What’s on my car, factory original rims or aftermarket?

Factory wheels are the original equipment manufactured wheels, aka OEM wheels, that were placed on your car when it was first put together. To further clarify, when you buy a new car, the wheels are stock original (assuming the dealership has not changed them out). Most cars nowadays have many rim options for each variation of a model in a given year. Stock wheels are different from aftermarket wheels in that they are produced by the carmaker as an original equipment wheel. Aftermarket wheels are produced by various other companies that either create custom rims or sometimes remakes of original wheels, however these “remakes” are not considered OEM, and are actually what the OEM wheel industry commonly calls “replica” wheels.

StockWheels.com does not deal in custom rims, but we find many customers inquiring about them. Here are some ways you can tell the differences between an original wheel and a custom aftermarket:

Example of custom aftermarket center caps

Factory original wheels can sometimes be identified by the center cap logo; however, even this can be deceiving as some custom wheel manufacturers place a sticker on the center cap that mimics the factory original center cap. 

 

Wheel's Bolt Pattern

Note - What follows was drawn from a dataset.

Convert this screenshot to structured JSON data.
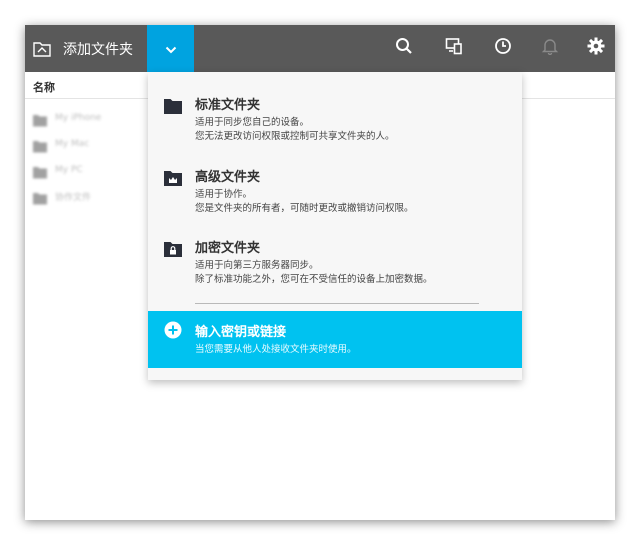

Another way to tell if a wheel is aftermarket is by looking at the bolt pattern. Many custom wheels were designed with multiple lug holes in order to fit different vehicles. 

 

Example of VIA on a wheel spoke

 

Aside from the center cap logo and bolt patterns, you can check the back of the wheel for OEM markings. Almost all stock rims will have a manufacturer number or logo that tells the story. If all you can find is a number you can search online to find out, but again, be careful because some factory wheels do not have OEM markings. However, it is almost always true that if your cap has no OEM logo AND there are no factory original equipment stampings or markings on the back of your wheel, that it is not a stock wheel. Some other aftermarket tell-tale stampings are “max-load” and “VIA” as factory original wheels do not have these markings.

Some factory wheels may have been chromed at a certain point, meaning that the original has been altered as the owner may have chromed his or her used rim to change the look. That used wheel is now considered aftermarket because it has an aftermarket finish, even though it is a factory original rim. 

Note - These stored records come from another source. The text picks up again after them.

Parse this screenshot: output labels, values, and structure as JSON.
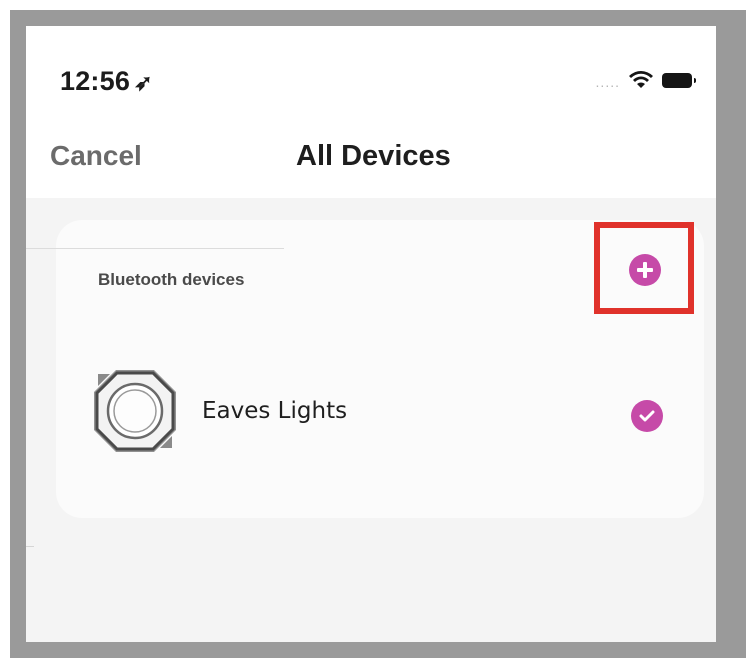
{
  "status_bar": {
    "time": "12:56",
    "location_icon": "location-arrow-icon",
    "signal_dots": ".....",
    "wifi_icon": "wifi-icon",
    "battery_icon": "battery-icon"
  },
  "nav": {
    "cancel_label": "Cancel",
    "title": "All Devices"
  },
  "section": {
    "label": "Bluetooth devices",
    "add_icon": "plus-circle-icon"
  },
  "devices": [
    {
      "name": "Eaves Lights",
      "icon": "eaves-light-icon",
      "selected": true,
      "check_icon": "checkmark-circle-icon"
    }
  ],
  "colors": {
    "accent": "#c64aa8",
    "highlight_box": "#e0322b",
    "frame": "#9a9a9a",
    "content_bg": "#f4f4f4"
  }
}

StockWheels.com deals with stock original steel and alloy wheels. With our OE rim knowledge, we'll be quite happy to seek out your correct replacement wheel whether it's a second-hand rim or a reconditioned wheel. And if you simply have some questions to ask and are not necessarily in the market to buy, call us! We’re here to help!